Task to carry out: Set the records down again, exactly, without their images.

Records for this task:
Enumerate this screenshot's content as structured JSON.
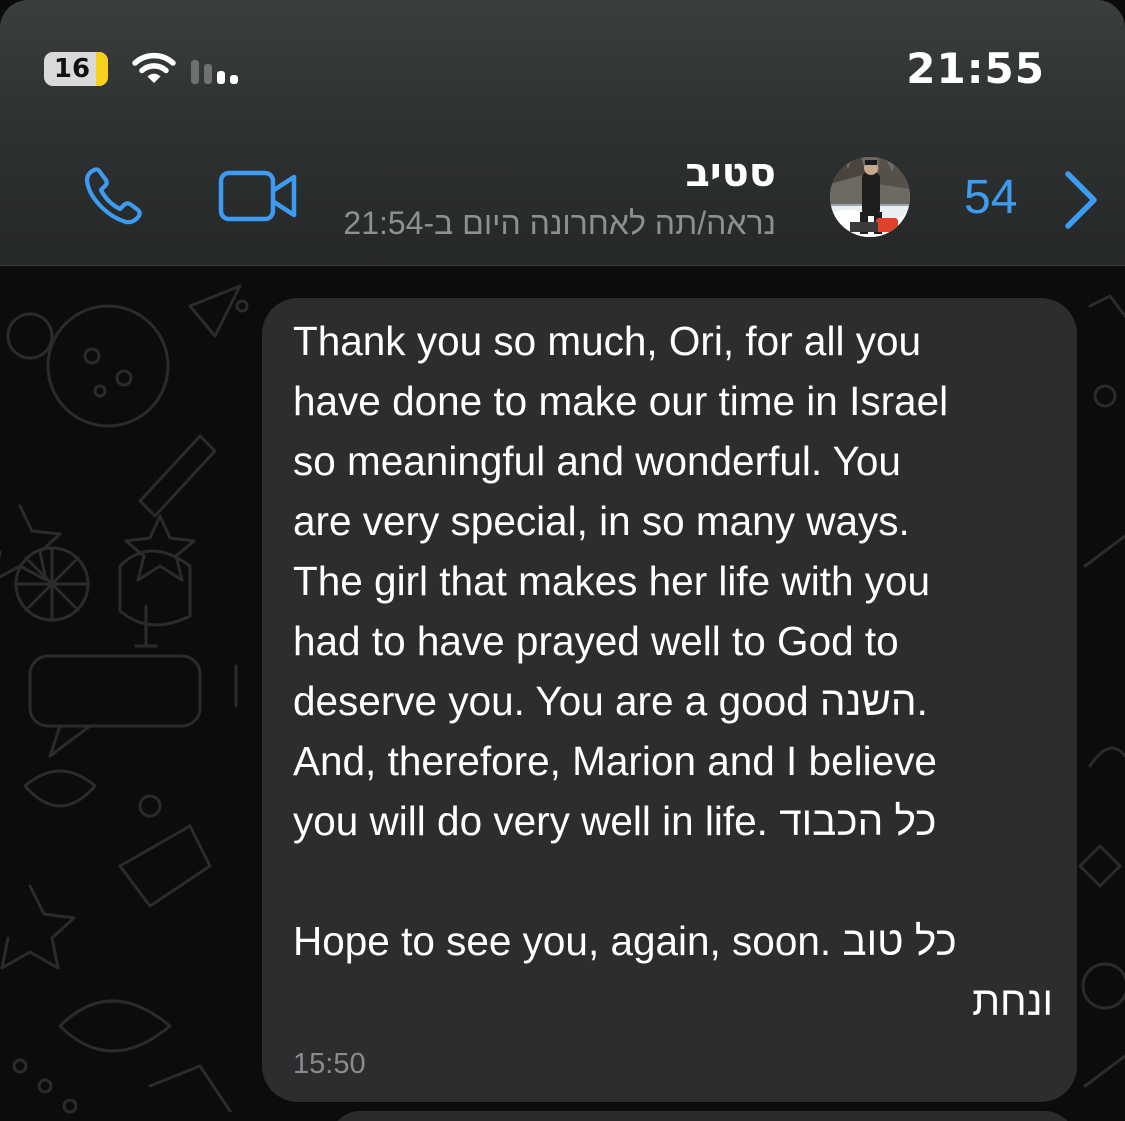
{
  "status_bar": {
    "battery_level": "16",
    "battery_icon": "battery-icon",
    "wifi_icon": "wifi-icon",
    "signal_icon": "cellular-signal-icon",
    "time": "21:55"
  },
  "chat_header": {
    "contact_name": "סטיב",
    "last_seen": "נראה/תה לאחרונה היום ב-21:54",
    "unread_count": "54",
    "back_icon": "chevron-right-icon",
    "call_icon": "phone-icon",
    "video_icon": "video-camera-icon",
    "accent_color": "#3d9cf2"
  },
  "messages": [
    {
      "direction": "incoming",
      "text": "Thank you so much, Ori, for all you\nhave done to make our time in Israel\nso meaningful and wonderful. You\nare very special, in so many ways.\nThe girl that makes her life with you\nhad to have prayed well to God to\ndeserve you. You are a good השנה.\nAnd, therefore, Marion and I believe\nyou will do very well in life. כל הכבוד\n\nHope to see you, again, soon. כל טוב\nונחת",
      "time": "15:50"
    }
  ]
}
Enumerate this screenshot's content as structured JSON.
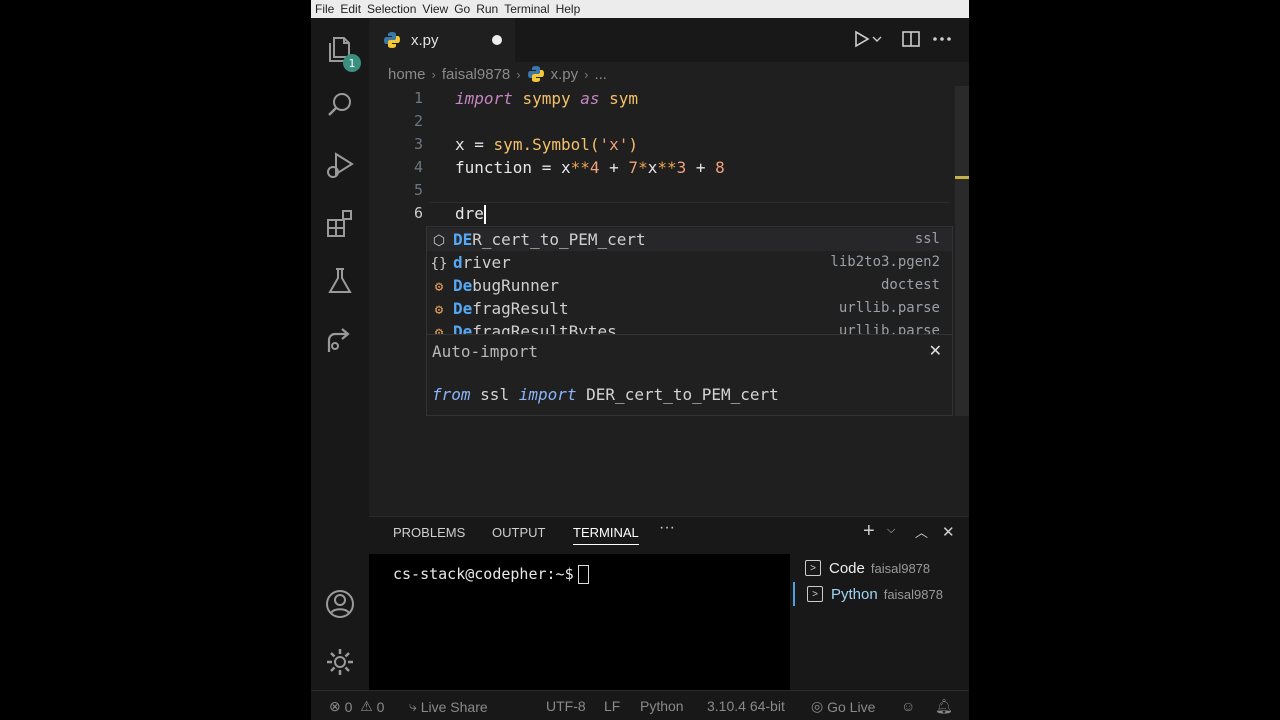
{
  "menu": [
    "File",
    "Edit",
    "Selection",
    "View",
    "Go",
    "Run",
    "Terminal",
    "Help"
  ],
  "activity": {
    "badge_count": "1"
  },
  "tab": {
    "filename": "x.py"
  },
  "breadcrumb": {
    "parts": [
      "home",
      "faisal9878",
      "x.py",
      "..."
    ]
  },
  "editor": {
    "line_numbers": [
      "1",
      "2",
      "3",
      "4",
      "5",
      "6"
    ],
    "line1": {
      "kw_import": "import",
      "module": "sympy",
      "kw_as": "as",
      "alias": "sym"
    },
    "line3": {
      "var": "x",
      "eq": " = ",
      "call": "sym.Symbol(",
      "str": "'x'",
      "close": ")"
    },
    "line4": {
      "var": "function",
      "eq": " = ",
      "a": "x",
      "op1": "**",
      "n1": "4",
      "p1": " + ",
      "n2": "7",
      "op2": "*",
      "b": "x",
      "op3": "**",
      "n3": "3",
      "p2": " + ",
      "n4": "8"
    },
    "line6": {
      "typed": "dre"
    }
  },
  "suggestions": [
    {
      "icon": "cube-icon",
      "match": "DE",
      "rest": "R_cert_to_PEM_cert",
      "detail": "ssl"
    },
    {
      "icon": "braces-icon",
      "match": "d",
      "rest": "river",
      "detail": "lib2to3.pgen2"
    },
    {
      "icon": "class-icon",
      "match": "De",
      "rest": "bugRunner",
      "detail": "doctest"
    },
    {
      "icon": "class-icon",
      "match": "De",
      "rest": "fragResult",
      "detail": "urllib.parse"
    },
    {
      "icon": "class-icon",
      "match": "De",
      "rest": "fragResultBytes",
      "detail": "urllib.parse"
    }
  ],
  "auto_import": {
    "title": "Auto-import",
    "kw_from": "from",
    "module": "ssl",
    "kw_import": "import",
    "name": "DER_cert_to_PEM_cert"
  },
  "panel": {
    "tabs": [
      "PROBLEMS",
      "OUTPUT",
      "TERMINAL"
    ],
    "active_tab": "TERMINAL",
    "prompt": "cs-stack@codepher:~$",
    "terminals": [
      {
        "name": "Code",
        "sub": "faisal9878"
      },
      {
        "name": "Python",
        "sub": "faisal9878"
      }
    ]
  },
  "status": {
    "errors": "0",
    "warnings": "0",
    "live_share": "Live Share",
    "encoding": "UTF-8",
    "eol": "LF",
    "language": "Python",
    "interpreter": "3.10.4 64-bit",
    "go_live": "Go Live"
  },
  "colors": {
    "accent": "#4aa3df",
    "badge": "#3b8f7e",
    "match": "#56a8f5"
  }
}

Output:
Enumerate this screenshot's content as structured JSON.
{
  "status_bar": {
    "battery_level": "16",
    "battery_icon": "battery-icon",
    "wifi_icon": "wifi-icon",
    "signal_icon": "cellular-signal-icon",
    "time": "21:55"
  },
  "chat_header": {
    "contact_name": "סטיב",
    "last_seen": "נראה/תה לאחרונה היום ב-21:54",
    "unread_count": "54",
    "back_icon": "chevron-right-icon",
    "call_icon": "phone-icon",
    "video_icon": "video-camera-icon",
    "accent_color": "#3d9cf2"
  },
  "messages": [
    {
      "direction": "incoming",
      "text": "Thank you so much, Ori, for all you\nhave done to make our time in Israel\nso meaningful and wonderful. You\nare very special, in so many ways.\nThe girl that makes her life with you\nhad to have prayed well to God to\ndeserve you. You are a good השנה.\nAnd, therefore, Marion and I believe\nyou will do very well in life. כל הכבוד\n\nHope to see you, again, soon. כל טוב\nונחת",
      "time": "15:50"
    }
  ]
}
Enumerate this screenshot's content as structured JSON.
{
  "menu": [
    "File",
    "Edit",
    "Selection",
    "View",
    "Go",
    "Run",
    "Terminal",
    "Help"
  ],
  "activity": {
    "badge_count": "1"
  },
  "tab": {
    "filename": "x.py"
  },
  "breadcrumb": {
    "parts": [
      "home",
      "faisal9878",
      "x.py",
      "..."
    ]
  },
  "editor": {
    "line_numbers": [
      "1",
      "2",
      "3",
      "4",
      "5",
      "6"
    ],
    "line1": {
      "kw_import": "import",
      "module": "sympy",
      "kw_as": "as",
      "alias": "sym"
    },
    "line3": {
      "var": "x",
      "eq": " = ",
      "call": "sym.Symbol(",
      "str": "'x'",
      "close": ")"
    },
    "line4": {
      "var": "function",
      "eq": " = ",
      "a": "x",
      "op1": "**",
      "n1": "4",
      "p1": " + ",
      "n2": "7",
      "op2": "*",
      "b": "x",
      "op3": "**",
      "n3": "3",
      "p2": " + ",
      "n4": "8"
    },
    "line6": {
      "typed": "dre"
    }
  },
  "suggestions": [
    {
      "icon": "cube-icon",
      "match": "DE",
      "rest": "R_cert_to_PEM_cert",
      "detail": "ssl"
    },
    {
      "icon": "braces-icon",
      "match": "d",
      "rest": "river",
      "detail": "lib2to3.pgen2"
    },
    {
      "icon": "class-icon",
      "match": "De",
      "rest": "bugRunner",
      "detail": "doctest"
    },
    {
      "icon": "class-icon",
      "match": "De",
      "rest": "fragResult",
      "detail": "urllib.parse"
    },
    {
      "icon": "class-icon",
      "match": "De",
      "rest": "fragResultBytes",
      "detail": "urllib.parse"
    }
  ],
  "auto_import": {
    "title": "Auto-import",
    "kw_from": "from",
    "module": "ssl",
    "kw_import": "import",
    "name": "DER_cert_to_PEM_cert"
  },
  "panel": {
    "tabs": [
      "PROBLEMS",
      "OUTPUT",
      "TERMINAL"
    ],
    "active_tab": "TERMINAL",
    "prompt": "cs-stack@codepher:~$",
    "terminals": [
      {
        "name": "Code",
        "sub": "faisal9878"
      },
      {
        "name": "Python",
        "sub": "faisal9878"
      }
    ]
  },
  "status": {
    "errors": "0",
    "warnings": "0",
    "live_share": "Live Share",
    "encoding": "UTF-8",
    "eol": "LF",
    "language": "Python",
    "interpreter": "3.10.4 64-bit",
    "go_live": "Go Live"
  },
  "colors": {
    "accent": "#4aa3df",
    "badge": "#3b8f7e",
    "match": "#56a8f5"
  }
}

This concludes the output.